Google highlighted that in 2007, they paid out $4.5 billion to publishers utilizing the Adsense network. These monies either supplements or provides full-time income to many site owners including bloggers. They pointed out that many people have opportunities that just weren't available 10 years ago.
Additionally, the revenue that Google generates enables them to provide services for free to the general public.
Google wrote that these innovations only occur within a self-regulatory framework:
"To be effective and credible, however, self-regulation must have as its foundation agreed-upon fair information practices and must be informed by ongoing dialog with and input from consumer advocates, the Commission, and other stakeholders. The FTC staff's draft self-regulatory principles for online behavioral advertising provides an excellent foundation for developing the most effective consumer protection, while maintaining an online environment in which innovation and competition can thrive."
But Google is careful to distinguish its advertising from being labeled "behavioral advertising."
"As currently drafted, the proposed principles would apply to contextual advertising, which we define as advertising that is provided in response to the current activities of a user. For example, our AdWords program allows us to provide ads on Google.com in response to search queries entered by our users. In addition, our AdSense product allows us to provide ads to visitors to the web sites of third-party publisher partners based on the content of pages visited. In essence, then, our contextual advertising allows for the delivery of advertisements based on search queries or our analysis of the content of a web page being viewed. We believe that this type of advertising should not be considered behavioral advertising, even if such analysis takes into consideration previous search queries."
These comments also come in the wake of news from Europe of a policy adopted by the Article 29 Data Protection Working Party, which would reduce data collection by search engines to just 6 months.
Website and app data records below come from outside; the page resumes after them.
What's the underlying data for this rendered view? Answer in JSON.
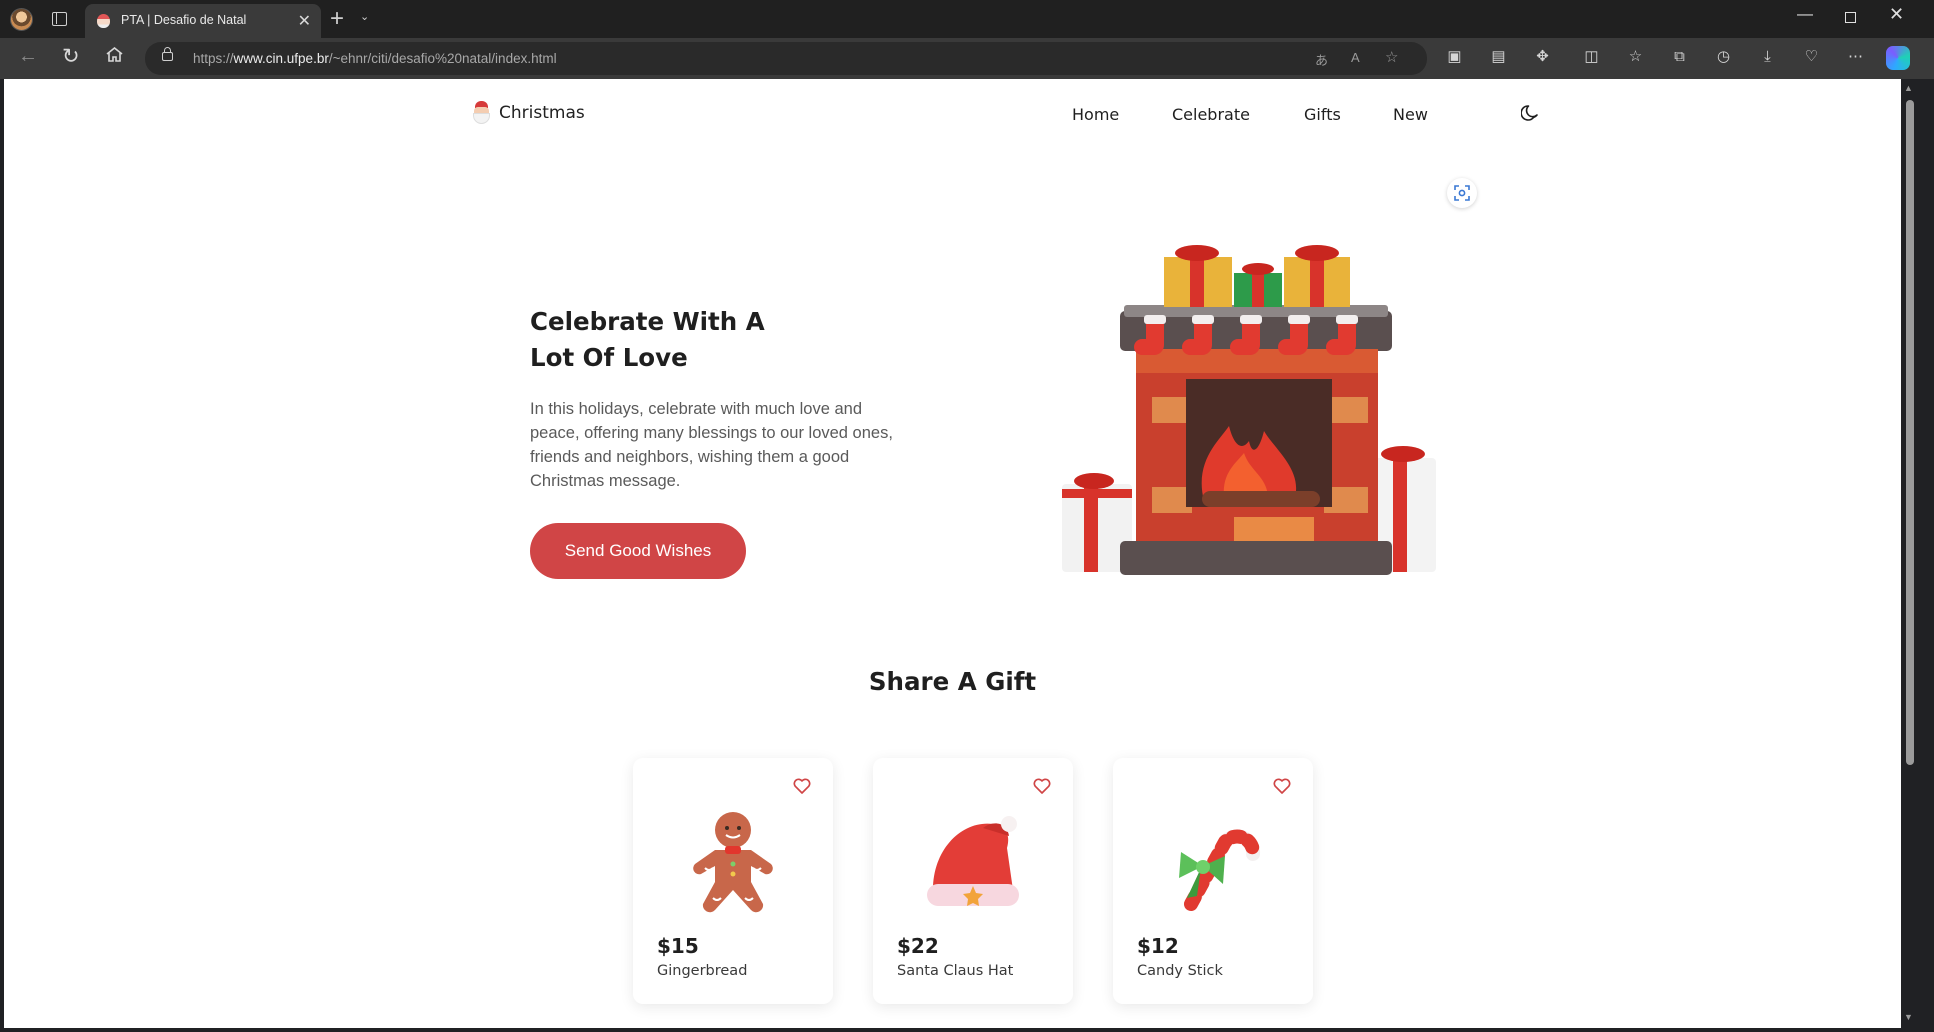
{
  "browser": {
    "tab_title": "PTA | Desafio de Natal",
    "url_prefix": "https://",
    "url_host": "www.cin.ufpe.br",
    "url_path": "/~ehnr/citi/desafio%20natal/index.html"
  },
  "site": {
    "brand": "Christmas",
    "nav": [
      "Home",
      "Celebrate",
      "Gifts",
      "New"
    ],
    "hero": {
      "title_line1": "Celebrate With A",
      "title_line2": "Lot Of Love",
      "text": "In this holidays, celebrate with much love and peace, offering many blessings to our loved ones, friends and neighbors, wishing them a good Christmas message.",
      "button": "Send Good Wishes"
    },
    "gifts_title": "Share A Gift",
    "gifts": [
      {
        "price": "$15",
        "name": "Gingerbread",
        "icon": "gingerbread-icon"
      },
      {
        "price": "$22",
        "name": "Santa Claus Hat",
        "icon": "santa-hat-icon"
      },
      {
        "price": "$12",
        "name": "Candy Stick",
        "icon": "candy-cane-icon"
      }
    ]
  },
  "colors": {
    "accent": "#d04546",
    "chrome_dark": "#202020",
    "chrome_mid": "#3a3a3a"
  }
}
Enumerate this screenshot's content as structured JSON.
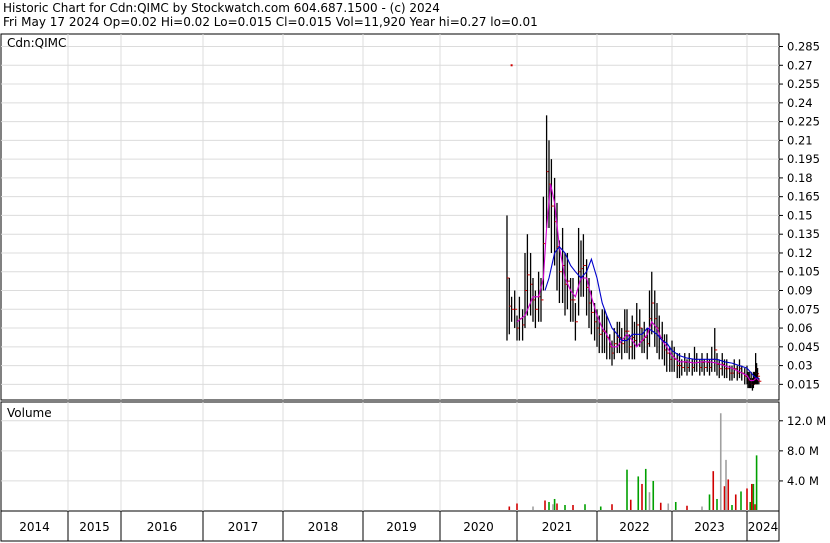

Such a regulation could greatly impact the ability of search engines to provide relevant ads, which could have a ripple effect on the greater revenue streams generated by their ad networks.